The file PERFORMANCE.md dedicates a whole section to this issue. The text is nuanced, so instead of quoting its parts, I encourage you to go ahead and read it. It warns of the performance impact and shows how to eliminate it (using a slightly different approach than taken above), but it also says that it’s “supported and encouraged” to define regexes using lazy_static! and use them from multiple threads. It explains that, despite expectations, a compiled regex doesn’t contain everything needed to match it – some of the compiled state is built lazily while executing particular kinds of search, and is later reused for searches of the same kind. The mutex protects the “scratch space” used for those updates. Design options and tradeoffs are discussed in this issue in more detail.

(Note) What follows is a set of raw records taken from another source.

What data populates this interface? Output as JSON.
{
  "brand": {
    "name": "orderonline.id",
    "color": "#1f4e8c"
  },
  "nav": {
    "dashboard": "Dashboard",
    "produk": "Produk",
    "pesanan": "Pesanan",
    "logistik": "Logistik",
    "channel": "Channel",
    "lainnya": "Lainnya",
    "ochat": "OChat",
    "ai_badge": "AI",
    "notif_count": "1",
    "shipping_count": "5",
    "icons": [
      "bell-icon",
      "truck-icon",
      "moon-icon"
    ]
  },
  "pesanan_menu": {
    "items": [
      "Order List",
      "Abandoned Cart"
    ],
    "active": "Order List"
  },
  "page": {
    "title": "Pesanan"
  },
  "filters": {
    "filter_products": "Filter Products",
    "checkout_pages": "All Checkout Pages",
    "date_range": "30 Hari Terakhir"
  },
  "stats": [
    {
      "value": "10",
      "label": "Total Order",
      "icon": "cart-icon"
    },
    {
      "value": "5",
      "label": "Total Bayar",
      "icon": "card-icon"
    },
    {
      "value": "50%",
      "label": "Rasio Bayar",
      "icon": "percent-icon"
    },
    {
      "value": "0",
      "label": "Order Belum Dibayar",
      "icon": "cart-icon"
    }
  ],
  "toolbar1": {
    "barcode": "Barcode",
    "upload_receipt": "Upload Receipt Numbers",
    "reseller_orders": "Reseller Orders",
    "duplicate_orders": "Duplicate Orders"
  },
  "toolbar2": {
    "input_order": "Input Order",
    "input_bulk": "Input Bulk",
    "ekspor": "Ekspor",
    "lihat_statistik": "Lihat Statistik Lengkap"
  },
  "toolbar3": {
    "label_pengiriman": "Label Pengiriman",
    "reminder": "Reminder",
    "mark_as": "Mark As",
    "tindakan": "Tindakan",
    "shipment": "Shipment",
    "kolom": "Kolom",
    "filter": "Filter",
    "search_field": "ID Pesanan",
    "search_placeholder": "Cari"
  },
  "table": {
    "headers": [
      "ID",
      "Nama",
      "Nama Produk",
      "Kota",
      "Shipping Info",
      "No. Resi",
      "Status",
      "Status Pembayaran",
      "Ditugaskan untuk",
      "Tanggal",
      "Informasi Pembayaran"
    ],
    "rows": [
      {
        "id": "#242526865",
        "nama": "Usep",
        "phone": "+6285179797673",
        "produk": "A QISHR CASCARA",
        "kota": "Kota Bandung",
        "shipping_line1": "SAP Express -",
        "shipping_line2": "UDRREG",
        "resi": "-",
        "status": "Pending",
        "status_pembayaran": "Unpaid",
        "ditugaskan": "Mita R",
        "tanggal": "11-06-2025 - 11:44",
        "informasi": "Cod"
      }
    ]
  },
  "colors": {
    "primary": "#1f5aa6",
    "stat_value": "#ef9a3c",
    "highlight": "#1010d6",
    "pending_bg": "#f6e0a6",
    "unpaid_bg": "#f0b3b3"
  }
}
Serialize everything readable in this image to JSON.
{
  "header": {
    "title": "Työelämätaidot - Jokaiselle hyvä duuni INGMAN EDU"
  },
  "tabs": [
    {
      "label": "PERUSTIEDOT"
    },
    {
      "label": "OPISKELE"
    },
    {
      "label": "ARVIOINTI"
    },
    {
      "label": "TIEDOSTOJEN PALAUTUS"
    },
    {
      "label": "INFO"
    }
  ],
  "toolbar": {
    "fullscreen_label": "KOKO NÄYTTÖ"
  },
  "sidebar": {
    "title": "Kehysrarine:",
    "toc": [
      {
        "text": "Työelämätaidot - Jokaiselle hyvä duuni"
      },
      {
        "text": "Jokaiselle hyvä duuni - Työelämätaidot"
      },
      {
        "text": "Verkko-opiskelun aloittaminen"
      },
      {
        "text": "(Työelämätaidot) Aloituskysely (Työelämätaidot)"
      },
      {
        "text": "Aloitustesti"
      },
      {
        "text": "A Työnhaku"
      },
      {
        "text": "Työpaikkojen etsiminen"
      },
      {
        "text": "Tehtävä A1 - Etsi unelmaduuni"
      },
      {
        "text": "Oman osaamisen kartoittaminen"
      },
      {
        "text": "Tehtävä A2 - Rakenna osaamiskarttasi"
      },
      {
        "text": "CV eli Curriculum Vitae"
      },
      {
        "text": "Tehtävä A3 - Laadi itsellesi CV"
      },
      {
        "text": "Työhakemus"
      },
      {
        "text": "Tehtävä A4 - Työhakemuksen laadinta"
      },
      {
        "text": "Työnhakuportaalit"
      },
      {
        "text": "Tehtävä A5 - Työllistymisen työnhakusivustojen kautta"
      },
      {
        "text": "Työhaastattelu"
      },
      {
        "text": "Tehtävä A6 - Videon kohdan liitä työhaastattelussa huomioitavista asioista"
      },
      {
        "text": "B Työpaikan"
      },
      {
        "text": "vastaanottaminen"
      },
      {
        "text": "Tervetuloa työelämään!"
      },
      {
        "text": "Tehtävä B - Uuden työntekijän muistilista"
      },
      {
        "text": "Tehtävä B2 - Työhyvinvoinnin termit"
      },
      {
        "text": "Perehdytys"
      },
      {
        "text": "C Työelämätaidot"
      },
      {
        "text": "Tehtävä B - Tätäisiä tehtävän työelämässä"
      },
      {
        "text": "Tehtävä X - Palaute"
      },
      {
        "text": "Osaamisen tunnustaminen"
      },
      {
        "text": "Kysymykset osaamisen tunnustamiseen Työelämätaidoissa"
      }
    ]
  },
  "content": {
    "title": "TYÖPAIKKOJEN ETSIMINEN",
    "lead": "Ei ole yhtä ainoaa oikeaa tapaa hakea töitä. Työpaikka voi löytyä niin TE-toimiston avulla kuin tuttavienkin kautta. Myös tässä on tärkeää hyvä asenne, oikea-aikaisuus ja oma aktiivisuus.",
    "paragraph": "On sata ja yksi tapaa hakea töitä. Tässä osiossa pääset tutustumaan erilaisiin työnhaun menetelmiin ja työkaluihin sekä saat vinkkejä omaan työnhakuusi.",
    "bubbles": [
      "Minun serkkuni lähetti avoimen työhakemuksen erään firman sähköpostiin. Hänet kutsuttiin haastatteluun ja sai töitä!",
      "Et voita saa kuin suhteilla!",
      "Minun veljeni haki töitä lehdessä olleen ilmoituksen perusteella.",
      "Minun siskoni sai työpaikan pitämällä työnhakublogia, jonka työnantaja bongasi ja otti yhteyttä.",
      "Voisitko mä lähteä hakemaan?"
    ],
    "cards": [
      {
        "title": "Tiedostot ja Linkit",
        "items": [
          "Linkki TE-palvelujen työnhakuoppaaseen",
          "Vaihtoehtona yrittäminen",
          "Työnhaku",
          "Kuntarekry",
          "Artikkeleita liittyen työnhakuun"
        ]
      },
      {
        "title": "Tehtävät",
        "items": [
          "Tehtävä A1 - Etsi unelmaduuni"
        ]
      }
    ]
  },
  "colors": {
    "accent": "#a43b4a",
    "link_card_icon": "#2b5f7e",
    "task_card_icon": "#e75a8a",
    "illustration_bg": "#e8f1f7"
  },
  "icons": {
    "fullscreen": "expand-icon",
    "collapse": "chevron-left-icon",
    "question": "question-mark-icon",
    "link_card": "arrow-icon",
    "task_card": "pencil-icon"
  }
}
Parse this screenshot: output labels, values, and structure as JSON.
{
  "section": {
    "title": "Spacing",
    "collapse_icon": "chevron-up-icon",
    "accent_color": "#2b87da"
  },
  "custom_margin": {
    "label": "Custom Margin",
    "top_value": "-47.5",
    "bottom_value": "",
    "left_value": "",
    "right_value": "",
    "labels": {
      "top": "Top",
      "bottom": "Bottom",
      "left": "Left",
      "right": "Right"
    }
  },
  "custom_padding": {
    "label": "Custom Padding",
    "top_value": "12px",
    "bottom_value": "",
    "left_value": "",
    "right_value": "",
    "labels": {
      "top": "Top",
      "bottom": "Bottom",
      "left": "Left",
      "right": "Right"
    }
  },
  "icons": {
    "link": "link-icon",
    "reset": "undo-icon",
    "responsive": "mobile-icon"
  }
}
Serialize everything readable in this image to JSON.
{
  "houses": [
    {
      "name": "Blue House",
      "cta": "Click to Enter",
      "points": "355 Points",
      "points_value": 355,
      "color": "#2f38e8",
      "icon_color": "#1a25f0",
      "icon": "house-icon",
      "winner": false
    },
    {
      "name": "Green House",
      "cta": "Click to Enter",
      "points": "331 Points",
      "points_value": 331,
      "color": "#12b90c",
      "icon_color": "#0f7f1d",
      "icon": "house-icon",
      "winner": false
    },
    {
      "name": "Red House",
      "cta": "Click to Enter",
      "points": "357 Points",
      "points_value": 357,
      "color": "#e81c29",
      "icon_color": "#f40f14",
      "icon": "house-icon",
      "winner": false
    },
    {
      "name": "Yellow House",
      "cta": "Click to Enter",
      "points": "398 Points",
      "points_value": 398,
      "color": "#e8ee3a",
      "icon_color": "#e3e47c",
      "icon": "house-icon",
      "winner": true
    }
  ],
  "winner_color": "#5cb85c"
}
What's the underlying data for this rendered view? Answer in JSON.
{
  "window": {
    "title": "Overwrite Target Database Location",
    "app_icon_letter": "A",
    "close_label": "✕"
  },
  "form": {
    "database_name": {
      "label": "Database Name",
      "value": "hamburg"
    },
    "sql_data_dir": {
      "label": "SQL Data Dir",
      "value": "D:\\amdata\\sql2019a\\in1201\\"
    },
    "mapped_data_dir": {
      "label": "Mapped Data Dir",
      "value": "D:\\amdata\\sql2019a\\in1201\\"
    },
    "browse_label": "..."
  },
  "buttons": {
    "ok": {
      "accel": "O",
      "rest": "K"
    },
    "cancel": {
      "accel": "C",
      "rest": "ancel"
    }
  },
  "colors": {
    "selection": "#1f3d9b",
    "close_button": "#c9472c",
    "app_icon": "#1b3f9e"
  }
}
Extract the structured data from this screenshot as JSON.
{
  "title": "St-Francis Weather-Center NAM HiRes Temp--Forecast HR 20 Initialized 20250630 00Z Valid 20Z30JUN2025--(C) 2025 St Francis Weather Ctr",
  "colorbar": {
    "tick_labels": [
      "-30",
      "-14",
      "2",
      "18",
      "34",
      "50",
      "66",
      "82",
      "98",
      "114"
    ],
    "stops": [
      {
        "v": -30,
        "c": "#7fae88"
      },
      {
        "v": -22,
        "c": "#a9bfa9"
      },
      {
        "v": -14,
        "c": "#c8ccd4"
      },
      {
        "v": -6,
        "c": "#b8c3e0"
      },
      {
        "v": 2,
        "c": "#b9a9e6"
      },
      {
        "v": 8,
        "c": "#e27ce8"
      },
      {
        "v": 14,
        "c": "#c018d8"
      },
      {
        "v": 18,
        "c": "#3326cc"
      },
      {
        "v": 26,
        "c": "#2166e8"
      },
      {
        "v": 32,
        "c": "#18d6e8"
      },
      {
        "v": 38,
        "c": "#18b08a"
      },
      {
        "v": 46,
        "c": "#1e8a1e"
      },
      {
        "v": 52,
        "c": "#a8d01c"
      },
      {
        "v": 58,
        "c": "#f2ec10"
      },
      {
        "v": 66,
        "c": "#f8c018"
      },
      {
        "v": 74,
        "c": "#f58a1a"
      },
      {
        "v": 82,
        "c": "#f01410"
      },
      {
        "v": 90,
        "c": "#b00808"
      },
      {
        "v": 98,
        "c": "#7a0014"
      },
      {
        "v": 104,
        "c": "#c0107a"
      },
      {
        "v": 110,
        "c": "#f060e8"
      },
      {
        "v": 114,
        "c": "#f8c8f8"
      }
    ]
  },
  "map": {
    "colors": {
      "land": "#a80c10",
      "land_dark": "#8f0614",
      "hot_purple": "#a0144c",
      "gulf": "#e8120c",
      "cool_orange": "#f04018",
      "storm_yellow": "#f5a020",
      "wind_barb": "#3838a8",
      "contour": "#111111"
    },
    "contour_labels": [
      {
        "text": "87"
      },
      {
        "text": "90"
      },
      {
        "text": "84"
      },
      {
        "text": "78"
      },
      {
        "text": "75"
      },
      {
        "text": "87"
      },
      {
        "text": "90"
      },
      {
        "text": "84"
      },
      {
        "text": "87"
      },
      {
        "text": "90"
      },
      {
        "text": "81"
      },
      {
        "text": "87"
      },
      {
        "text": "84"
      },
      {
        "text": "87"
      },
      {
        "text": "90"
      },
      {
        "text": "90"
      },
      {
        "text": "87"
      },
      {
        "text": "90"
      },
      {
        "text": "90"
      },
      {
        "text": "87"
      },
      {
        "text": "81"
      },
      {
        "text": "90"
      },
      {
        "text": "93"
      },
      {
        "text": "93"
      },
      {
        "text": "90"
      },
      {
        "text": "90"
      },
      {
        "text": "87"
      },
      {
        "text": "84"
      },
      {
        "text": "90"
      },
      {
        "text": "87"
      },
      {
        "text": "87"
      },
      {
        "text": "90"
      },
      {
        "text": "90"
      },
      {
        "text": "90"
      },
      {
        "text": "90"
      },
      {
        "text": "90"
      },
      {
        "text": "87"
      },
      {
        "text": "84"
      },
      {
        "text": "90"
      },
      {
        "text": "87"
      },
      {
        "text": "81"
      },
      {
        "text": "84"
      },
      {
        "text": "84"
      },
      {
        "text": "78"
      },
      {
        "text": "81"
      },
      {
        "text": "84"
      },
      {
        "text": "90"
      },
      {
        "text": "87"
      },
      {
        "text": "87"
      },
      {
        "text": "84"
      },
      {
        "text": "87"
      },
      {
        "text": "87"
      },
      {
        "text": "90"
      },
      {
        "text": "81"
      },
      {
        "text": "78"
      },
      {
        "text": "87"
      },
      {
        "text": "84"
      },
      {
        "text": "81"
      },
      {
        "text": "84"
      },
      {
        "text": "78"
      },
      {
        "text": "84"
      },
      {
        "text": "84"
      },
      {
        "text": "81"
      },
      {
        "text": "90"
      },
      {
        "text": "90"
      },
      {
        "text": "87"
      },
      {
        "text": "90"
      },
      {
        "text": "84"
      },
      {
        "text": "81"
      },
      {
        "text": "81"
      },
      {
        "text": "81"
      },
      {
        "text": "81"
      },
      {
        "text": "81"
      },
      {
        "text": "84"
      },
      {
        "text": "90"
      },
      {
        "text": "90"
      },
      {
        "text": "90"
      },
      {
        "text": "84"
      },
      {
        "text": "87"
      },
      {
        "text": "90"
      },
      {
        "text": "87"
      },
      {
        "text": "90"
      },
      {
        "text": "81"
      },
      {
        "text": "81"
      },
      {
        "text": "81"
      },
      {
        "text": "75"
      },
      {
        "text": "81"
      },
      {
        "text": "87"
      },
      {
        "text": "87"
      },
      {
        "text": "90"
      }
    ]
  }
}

In summary, for most use cases it’s perfectly fine to use the same compiled regex from multiple threads. But if you have code that does heavy regex matching from multiple threads, and does most or all of it on one regex, you’ll almost certainly want to give different instances of the compiled regex to different threads. As always, be sure to measure performance before actually making such a change to the code.